Exercise requirements: The reply should contain all of the data below, word for word.

Provided information:
****

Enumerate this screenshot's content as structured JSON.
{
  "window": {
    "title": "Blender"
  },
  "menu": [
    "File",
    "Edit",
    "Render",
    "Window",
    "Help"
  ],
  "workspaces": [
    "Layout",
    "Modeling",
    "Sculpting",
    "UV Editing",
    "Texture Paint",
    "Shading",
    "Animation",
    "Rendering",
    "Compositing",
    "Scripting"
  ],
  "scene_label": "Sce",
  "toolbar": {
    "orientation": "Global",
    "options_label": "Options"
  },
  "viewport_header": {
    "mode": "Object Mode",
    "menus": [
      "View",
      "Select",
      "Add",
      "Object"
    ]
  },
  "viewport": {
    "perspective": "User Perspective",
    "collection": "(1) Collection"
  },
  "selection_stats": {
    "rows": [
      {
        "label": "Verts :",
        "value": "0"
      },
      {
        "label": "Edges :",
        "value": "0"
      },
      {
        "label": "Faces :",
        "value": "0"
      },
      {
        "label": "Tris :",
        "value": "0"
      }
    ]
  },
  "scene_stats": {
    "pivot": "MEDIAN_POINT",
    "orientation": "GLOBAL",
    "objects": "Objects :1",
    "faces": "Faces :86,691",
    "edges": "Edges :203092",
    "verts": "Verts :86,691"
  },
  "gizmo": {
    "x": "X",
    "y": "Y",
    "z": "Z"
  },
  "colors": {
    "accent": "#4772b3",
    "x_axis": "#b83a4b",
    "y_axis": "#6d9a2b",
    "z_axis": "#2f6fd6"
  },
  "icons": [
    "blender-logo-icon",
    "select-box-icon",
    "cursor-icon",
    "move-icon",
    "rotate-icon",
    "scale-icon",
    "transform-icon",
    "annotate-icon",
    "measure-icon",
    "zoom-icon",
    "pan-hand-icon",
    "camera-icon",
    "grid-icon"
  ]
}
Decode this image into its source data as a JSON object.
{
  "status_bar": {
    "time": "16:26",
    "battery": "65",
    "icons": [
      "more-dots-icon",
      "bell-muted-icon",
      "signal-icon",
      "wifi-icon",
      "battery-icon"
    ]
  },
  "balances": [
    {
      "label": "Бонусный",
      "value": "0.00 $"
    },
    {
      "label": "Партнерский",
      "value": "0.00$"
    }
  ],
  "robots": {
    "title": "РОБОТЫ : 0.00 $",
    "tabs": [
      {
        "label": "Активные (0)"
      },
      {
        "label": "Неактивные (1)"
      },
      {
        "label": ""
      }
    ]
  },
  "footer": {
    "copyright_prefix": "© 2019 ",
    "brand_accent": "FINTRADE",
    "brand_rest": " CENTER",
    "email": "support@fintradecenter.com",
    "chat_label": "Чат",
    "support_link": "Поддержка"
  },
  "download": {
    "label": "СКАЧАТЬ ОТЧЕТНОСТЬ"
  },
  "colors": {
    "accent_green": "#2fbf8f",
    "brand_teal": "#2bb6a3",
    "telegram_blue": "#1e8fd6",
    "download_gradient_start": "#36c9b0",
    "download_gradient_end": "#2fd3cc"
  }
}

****

Answer space:
Enumerate this screenshot's content as structured JSON.
{
  "window": {
    "title": "Blender"
  },
  "menu": [
    "File",
    "Edit",
    "Render",
    "Window",
    "Help"
  ],
  "workspaces": [
    "Layout",
    "Modeling",
    "Sculpting",
    "UV Editing",
    "Texture Paint",
    "Shading",
    "Animation",
    "Rendering",
    "Compositing",
    "Scripting"
  ],
  "scene_label": "Sce",
  "toolbar": {
    "orientation": "Global",
    "options_label": "Options"
  },
  "viewport_header": {
    "mode": "Object Mode",
    "menus": [
      "View",
      "Select",
      "Add",
      "Object"
    ]
  },
  "viewport": {
    "perspective": "User Perspective",
    "collection": "(1) Collection"
  },
  "selection_stats": {
    "rows": [
      {
        "label": "Verts :",
        "value": "0"
      },
      {
        "label": "Edges :",
        "value": "0"
      },
      {
        "label": "Faces :",
        "value": "0"
      },
      {
        "label": "Tris :",
        "value": "0"
      }
    ]
  },
  "scene_stats": {
    "pivot": "MEDIAN_POINT",
    "orientation": "GLOBAL",
    "objects": "Objects :1",
    "faces": "Faces :86,691",
    "edges": "Edges :203092",
    "verts": "Verts :86,691"
  },
  "gizmo": {
    "x": "X",
    "y": "Y",
    "z": "Z"
  },
  "colors": {
    "accent": "#4772b3",
    "x_axis": "#b83a4b",
    "y_axis": "#6d9a2b",
    "z_axis": "#2f6fd6"
  },
  "icons": [
    "blender-logo-icon",
    "select-box-icon",
    "cursor-icon",
    "move-icon",
    "rotate-icon",
    "scale-icon",
    "transform-icon",
    "annotate-icon",
    "measure-icon",
    "zoom-icon",
    "pan-hand-icon",
    "camera-icon",
    "grid-icon"
  ]
}
Decode this image into its source data as a JSON object.
{
  "status_bar": {
    "time": "16:26",
    "battery": "65",
    "icons": [
      "more-dots-icon",
      "bell-muted-icon",
      "signal-icon",
      "wifi-icon",
      "battery-icon"
    ]
  },
  "balances": [
    {
      "label": "Бонусный",
      "value": "0.00 $"
    },
    {
      "label": "Партнерский",
      "value": "0.00$"
    }
  ],
  "robots": {
    "title": "РОБОТЫ : 0.00 $",
    "tabs": [
      {
        "label": "Активные (0)"
      },
      {
        "label": "Неактивные (1)"
      },
      {
        "label": ""
      }
    ]
  },
  "footer": {
    "copyright_prefix": "© 2019 ",
    "brand_accent": "FINTRADE",
    "brand_rest": " CENTER",
    "email": "support@fintradecenter.com",
    "chat_label": "Чат",
    "support_link": "Поддержка"
  },
  "download": {
    "label": "СКАЧАТЬ ОТЧЕТНОСТЬ"
  },
  "colors": {
    "accent_green": "#2fbf8f",
    "brand_teal": "#2bb6a3",
    "telegram_blue": "#1e8fd6",
    "download_gradient_start": "#36c9b0",
    "download_gradient_end": "#2fd3cc"
  }
}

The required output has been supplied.